Q. How do you make the perfect rice? I live at 5,000 feet and am not sure how to make it. Also what kind do you use and what cooks the best in high altitude?
A. We asked the USA Rice Federation (where they sign their messages, "Have a rice day") and received the following response:
"Any type of rice will cook fine at higher elevations as long as cooking time and liquid amounts are adequate. One should expect rice to take about 5 minutes longer to cook and use slightly more water. For example, one cup of long grain white rice is usually prepared with 1-3/4 cup of water for the fluffiest result and cooked for 15 to 18 minutes, but at higher elevation you should increase the water to 2 cups and the time to about 20 minutes. (If after about 20 minutes you find the rice still has water at the bottom of the pan, replace the lid and cook 2 to 3 more minutes. On the other hand, if you find the rice has absorbed all the water but is still too "al dente," add a few tablespoons of water, replace the lid and cook 2 to 3 minutes more.

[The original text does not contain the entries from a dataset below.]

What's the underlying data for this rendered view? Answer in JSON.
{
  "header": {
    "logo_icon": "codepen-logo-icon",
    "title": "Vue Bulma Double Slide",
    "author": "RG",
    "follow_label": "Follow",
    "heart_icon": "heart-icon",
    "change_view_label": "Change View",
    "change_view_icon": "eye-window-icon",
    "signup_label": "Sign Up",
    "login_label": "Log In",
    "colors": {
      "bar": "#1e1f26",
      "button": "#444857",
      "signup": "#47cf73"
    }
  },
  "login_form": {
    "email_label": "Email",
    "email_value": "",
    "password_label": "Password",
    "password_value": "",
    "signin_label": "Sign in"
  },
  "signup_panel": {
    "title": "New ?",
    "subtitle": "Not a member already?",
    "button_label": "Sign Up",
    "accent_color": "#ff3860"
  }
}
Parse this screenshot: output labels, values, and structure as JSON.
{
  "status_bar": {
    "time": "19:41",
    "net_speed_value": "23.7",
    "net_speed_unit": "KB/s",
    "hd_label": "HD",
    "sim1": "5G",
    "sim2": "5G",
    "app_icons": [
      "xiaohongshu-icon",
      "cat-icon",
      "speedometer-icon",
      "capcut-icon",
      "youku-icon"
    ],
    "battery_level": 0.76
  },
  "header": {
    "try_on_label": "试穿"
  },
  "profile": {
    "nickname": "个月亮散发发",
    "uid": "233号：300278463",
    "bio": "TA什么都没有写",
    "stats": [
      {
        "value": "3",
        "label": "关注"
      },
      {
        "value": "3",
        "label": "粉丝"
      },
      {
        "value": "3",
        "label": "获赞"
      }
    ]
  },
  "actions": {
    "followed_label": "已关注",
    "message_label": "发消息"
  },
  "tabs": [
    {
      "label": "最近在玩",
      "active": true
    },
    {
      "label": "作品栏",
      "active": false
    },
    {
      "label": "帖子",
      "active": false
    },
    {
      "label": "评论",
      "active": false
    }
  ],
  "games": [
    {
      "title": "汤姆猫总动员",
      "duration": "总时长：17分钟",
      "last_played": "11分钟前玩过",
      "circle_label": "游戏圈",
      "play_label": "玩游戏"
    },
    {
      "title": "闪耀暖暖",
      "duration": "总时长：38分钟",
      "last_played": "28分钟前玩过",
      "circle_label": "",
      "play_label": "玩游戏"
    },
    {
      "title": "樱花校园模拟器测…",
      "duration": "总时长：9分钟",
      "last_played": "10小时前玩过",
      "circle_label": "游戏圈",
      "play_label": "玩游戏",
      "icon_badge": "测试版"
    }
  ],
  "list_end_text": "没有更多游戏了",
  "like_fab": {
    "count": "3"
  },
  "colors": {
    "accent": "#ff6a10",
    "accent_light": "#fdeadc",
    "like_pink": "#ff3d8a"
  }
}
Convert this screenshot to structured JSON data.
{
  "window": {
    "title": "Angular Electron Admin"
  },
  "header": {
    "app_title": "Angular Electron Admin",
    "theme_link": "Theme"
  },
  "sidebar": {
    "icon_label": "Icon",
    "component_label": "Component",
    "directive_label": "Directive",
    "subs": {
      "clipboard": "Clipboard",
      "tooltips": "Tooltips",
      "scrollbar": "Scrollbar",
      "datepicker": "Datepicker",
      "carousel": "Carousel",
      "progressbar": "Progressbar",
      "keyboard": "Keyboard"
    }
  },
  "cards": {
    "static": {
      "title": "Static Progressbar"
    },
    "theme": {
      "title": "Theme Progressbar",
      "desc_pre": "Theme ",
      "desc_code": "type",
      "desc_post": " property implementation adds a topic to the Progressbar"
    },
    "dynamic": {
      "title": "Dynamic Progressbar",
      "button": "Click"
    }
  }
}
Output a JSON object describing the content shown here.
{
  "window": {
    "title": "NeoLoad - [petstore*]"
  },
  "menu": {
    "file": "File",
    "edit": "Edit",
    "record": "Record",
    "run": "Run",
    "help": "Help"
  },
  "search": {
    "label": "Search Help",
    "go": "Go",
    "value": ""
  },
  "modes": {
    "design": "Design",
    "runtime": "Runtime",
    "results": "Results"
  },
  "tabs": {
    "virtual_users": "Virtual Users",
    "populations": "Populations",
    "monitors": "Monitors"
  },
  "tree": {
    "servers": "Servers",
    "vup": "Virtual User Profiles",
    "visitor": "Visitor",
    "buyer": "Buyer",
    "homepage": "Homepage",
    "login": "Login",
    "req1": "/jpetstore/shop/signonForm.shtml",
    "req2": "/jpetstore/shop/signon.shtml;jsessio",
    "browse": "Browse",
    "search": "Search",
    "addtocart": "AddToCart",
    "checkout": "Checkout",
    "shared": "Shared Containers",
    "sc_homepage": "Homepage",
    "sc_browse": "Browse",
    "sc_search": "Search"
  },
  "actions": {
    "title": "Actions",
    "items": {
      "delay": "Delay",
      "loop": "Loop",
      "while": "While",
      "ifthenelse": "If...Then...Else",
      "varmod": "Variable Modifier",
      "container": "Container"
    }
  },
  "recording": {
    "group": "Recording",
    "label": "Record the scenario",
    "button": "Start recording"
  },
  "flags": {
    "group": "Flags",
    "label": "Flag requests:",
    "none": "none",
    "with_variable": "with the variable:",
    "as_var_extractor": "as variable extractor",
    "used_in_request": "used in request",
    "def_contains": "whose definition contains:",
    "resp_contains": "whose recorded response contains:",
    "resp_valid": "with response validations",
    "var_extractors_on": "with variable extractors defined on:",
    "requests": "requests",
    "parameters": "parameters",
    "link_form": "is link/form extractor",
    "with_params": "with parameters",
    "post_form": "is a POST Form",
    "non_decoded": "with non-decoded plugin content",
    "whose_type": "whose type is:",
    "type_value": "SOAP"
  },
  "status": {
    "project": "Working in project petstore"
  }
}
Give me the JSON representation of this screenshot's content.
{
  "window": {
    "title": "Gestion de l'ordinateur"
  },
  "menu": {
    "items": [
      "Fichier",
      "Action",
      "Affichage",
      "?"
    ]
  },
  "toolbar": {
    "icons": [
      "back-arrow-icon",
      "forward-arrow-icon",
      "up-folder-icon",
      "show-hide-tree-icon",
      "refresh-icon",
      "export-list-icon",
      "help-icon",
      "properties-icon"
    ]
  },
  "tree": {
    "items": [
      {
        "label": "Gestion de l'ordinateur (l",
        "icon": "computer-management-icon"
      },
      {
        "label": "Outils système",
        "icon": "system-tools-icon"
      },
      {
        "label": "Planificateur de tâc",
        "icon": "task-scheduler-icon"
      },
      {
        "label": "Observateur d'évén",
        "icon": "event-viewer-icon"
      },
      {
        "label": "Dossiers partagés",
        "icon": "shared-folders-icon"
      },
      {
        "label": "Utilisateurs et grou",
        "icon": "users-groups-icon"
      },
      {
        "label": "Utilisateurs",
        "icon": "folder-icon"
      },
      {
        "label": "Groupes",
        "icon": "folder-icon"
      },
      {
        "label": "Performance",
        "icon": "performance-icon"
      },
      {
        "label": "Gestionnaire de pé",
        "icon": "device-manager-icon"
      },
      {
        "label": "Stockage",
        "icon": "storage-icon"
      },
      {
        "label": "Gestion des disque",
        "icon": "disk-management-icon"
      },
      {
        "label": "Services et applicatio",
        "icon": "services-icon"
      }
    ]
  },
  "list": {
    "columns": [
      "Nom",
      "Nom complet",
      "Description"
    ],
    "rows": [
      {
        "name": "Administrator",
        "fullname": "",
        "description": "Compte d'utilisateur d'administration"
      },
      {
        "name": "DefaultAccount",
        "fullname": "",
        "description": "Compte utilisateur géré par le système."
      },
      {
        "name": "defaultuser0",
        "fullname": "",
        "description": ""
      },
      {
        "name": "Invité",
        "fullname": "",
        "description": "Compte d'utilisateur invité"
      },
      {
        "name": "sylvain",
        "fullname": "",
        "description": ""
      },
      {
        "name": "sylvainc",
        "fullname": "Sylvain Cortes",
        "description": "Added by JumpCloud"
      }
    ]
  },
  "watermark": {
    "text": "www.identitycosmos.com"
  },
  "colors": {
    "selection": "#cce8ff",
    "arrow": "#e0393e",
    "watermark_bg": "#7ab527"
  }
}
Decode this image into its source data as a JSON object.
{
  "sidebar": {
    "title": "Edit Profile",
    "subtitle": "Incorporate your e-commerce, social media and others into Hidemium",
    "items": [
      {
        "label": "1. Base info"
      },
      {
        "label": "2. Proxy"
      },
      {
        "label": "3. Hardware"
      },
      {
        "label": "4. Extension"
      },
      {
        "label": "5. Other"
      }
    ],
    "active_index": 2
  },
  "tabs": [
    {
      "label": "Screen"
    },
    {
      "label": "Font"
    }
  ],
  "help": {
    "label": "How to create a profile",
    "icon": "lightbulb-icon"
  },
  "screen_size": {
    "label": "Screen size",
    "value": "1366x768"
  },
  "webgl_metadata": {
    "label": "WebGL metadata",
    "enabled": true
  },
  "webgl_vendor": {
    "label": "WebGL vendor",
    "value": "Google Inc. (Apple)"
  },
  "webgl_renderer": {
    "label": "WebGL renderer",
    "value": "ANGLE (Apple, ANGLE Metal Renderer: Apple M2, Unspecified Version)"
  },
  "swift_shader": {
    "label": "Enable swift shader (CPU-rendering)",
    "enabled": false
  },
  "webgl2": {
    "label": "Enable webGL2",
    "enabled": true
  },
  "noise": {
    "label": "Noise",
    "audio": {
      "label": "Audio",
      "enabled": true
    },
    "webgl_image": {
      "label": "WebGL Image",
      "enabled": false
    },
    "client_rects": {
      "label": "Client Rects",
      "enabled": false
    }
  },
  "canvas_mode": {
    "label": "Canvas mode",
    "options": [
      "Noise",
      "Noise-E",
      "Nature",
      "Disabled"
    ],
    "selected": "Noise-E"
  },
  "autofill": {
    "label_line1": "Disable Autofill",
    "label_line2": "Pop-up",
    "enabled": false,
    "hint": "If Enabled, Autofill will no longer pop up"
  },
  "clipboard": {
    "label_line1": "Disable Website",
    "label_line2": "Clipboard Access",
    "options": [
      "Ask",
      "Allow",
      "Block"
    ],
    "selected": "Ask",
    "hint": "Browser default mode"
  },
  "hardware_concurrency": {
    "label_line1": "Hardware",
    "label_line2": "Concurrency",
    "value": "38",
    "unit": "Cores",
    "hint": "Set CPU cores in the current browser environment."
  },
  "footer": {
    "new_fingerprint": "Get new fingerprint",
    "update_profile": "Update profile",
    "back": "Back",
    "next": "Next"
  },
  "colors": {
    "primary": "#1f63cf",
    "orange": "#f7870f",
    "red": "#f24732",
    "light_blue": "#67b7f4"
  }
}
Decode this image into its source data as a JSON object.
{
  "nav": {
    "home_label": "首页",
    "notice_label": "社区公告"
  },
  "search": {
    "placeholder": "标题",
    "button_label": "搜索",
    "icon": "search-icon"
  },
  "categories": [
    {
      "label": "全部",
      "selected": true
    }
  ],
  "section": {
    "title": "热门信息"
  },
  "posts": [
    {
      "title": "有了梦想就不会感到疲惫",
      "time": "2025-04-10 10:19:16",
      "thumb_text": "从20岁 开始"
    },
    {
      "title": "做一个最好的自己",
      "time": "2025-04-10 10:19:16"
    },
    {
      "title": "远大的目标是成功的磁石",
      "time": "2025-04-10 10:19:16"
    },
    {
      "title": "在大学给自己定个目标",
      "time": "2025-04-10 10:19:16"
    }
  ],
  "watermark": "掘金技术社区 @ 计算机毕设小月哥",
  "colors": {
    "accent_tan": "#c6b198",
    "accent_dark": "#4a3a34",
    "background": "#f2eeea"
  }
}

"Any type of rice will result in a great final product by just slightly increasing the water and cooking time."